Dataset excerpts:
--*--

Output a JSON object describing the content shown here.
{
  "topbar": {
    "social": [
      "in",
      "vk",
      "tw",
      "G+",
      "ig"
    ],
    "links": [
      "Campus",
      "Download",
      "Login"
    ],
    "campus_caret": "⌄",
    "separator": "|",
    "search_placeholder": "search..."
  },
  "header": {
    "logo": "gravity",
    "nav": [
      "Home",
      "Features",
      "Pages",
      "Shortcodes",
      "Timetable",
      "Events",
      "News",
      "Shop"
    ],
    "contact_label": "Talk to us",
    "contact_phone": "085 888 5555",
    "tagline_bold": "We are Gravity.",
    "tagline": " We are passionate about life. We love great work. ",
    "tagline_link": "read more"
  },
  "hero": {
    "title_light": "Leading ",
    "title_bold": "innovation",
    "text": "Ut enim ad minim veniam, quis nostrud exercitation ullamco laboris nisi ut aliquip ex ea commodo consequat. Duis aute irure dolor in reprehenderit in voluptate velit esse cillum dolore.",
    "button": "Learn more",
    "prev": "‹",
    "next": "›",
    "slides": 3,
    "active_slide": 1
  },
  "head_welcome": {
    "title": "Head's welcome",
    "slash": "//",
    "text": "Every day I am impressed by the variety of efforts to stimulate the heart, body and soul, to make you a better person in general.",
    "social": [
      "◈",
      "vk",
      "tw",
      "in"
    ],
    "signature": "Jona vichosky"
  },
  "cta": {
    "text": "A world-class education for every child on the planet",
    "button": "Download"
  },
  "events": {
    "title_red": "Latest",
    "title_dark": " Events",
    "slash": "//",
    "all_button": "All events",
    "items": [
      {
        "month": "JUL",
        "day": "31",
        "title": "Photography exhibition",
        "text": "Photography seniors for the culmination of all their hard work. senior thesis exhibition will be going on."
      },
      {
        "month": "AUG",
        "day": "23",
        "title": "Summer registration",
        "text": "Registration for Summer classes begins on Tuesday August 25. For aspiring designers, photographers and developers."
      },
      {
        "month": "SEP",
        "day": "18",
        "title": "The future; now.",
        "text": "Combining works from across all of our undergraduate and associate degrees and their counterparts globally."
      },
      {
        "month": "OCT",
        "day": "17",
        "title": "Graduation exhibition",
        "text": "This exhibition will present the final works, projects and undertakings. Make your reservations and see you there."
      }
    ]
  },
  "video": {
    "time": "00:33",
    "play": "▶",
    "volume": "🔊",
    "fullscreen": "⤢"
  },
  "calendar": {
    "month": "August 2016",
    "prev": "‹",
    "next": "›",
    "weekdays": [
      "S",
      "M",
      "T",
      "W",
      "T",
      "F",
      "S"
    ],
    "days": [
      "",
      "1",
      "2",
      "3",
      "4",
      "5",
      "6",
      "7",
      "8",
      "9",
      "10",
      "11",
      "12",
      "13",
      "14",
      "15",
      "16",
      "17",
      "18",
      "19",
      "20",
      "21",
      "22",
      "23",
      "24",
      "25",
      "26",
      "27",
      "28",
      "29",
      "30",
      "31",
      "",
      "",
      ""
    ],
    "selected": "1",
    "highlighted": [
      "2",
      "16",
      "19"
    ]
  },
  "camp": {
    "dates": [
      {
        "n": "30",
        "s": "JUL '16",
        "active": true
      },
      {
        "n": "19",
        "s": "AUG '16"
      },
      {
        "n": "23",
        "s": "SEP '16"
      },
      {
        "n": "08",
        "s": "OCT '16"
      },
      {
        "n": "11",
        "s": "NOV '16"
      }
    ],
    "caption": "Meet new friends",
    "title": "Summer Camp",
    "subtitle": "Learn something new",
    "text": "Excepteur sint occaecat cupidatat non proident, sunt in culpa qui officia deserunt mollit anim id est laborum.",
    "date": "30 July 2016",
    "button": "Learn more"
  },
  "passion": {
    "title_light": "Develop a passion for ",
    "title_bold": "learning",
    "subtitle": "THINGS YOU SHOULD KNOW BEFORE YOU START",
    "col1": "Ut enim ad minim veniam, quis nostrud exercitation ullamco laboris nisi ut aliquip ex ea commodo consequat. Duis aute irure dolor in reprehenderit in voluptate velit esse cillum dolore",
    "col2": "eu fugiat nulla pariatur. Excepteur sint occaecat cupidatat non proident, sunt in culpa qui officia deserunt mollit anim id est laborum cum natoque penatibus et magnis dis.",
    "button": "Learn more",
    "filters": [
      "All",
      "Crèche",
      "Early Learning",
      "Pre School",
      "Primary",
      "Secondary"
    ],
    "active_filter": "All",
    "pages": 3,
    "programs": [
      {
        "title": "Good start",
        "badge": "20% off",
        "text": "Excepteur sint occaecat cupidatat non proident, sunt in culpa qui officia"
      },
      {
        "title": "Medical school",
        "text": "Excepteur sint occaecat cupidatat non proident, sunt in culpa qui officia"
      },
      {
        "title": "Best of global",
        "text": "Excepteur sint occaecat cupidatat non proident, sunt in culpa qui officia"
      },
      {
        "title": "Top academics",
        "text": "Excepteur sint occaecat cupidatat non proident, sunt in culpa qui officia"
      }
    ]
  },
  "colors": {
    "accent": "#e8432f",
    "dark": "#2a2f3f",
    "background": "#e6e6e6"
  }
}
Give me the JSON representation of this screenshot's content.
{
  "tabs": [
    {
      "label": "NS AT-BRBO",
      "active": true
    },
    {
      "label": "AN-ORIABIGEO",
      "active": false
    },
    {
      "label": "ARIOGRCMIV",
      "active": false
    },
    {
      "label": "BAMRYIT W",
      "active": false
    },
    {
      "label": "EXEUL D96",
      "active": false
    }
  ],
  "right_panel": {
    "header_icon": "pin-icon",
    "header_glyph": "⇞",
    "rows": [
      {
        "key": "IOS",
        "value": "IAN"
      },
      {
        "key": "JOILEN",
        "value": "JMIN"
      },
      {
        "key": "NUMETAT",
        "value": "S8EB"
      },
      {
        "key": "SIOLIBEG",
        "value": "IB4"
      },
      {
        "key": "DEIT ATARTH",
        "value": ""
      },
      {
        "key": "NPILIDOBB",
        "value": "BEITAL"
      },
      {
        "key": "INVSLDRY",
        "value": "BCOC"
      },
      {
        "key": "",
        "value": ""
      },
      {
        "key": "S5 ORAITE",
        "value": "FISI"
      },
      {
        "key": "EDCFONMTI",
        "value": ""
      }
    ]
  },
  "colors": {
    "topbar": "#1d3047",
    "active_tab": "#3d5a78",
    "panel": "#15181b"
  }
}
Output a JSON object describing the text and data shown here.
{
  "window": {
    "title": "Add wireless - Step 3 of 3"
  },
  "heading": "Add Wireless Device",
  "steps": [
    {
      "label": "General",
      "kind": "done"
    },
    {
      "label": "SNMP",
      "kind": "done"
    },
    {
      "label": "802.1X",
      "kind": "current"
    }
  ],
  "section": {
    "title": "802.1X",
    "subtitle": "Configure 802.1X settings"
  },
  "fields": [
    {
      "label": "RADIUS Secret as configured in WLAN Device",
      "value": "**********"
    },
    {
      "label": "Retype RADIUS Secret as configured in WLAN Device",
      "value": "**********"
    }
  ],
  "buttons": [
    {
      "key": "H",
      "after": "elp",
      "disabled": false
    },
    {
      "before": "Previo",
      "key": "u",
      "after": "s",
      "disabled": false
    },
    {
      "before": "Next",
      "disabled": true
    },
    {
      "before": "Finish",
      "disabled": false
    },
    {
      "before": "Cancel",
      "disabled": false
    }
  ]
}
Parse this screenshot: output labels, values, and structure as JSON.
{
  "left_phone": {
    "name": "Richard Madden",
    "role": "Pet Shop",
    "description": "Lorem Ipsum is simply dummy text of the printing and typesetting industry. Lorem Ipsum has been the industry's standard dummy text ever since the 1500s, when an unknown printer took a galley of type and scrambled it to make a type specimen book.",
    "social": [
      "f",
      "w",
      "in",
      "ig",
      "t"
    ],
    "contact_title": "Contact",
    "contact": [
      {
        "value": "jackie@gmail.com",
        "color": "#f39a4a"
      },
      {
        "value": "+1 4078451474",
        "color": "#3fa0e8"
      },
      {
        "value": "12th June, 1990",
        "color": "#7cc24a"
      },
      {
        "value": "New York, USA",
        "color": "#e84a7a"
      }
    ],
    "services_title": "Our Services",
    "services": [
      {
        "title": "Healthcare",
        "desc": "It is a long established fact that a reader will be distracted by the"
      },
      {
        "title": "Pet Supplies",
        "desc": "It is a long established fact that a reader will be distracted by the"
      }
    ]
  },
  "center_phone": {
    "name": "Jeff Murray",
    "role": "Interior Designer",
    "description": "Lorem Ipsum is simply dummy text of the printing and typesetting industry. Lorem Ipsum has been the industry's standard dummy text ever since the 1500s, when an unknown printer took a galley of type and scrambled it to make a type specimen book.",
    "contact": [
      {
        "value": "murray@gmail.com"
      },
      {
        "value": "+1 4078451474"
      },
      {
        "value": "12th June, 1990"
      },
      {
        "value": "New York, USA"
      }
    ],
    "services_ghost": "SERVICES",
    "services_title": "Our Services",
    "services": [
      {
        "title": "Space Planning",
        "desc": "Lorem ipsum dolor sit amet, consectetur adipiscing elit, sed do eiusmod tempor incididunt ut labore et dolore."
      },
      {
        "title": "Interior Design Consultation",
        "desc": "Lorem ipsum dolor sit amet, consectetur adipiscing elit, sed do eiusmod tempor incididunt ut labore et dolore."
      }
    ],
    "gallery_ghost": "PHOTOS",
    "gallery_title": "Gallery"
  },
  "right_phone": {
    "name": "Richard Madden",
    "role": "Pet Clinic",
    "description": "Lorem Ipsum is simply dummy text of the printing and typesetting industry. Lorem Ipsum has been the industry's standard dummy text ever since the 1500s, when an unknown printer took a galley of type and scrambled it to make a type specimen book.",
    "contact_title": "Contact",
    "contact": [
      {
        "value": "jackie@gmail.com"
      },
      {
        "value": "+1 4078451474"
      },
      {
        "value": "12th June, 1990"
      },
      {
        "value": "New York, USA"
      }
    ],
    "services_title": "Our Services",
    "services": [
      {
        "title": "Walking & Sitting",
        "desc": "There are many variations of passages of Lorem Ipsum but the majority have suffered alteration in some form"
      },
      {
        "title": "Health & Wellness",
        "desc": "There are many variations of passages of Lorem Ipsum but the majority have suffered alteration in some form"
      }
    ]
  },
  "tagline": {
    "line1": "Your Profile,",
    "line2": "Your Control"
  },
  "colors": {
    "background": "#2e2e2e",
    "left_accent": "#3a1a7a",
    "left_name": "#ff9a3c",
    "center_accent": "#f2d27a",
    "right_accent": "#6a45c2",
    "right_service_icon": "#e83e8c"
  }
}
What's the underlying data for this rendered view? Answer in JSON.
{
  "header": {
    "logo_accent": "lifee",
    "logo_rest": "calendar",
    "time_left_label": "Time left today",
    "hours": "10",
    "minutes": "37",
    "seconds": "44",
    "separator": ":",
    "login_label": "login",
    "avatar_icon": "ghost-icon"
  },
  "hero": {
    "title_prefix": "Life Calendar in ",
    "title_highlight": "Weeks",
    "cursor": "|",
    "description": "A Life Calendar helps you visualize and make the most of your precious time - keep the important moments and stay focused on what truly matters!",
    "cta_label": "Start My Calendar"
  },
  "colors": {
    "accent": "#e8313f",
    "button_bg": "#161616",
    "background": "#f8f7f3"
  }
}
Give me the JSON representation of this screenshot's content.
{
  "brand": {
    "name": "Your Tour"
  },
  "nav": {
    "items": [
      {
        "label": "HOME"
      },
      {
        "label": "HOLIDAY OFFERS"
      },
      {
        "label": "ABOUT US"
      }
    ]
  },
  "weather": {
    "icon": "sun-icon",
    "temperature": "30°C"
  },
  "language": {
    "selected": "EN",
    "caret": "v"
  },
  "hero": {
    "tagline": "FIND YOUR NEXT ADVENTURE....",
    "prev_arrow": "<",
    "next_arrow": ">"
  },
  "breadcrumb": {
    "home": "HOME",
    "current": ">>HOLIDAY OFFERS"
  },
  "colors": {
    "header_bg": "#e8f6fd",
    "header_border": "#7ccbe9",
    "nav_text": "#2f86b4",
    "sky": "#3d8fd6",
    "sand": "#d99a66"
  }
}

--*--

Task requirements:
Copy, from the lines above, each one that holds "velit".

Answer space:
    "text": "Ut enim ad minim veniam, quis nostrud exercitation ullamco laboris nisi ut aliquip ex ea commodo consequat. Duis aute irure dolor in reprehenderit in voluptate velit esse cillum dolore.",
    "col1": "Ut enim ad minim veniam, quis nostrud exercitation ullamco laboris nisi ut aliquip ex ea commodo consequat. Duis aute irure dolor in reprehenderit in voluptate velit esse cillum dolore",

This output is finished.